[Start of section]

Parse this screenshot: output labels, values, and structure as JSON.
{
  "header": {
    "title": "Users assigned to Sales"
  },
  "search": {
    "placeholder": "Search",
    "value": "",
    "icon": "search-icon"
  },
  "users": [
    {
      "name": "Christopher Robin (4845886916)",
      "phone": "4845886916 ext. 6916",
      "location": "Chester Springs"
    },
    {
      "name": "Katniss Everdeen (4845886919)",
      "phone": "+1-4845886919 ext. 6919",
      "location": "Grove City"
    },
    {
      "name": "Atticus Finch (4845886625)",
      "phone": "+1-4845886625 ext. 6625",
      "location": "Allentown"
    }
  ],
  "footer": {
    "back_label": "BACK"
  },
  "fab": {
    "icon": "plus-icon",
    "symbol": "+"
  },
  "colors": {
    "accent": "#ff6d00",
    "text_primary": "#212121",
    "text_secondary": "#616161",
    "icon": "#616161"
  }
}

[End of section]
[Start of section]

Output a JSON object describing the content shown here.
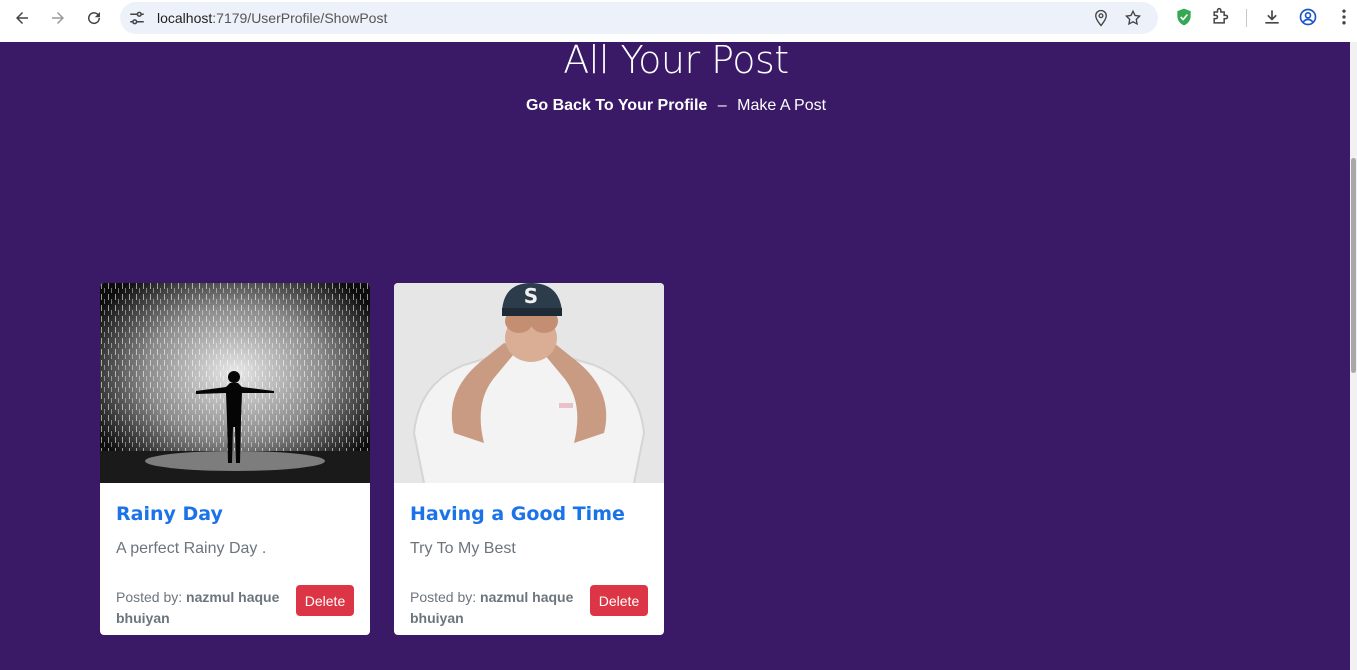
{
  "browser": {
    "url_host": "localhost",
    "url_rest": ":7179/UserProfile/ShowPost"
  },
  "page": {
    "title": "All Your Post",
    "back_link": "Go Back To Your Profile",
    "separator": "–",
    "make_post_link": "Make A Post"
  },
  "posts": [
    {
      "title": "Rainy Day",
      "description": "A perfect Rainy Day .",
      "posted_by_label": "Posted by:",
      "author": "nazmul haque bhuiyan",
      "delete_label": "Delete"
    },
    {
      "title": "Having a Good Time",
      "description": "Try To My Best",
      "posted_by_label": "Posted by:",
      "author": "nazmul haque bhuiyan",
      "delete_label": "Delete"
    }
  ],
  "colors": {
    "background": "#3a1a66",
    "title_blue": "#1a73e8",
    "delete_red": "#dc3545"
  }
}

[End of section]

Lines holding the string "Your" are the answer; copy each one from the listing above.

    "title": "All Your Post",
    "back_link": "Go Back To Your Profile",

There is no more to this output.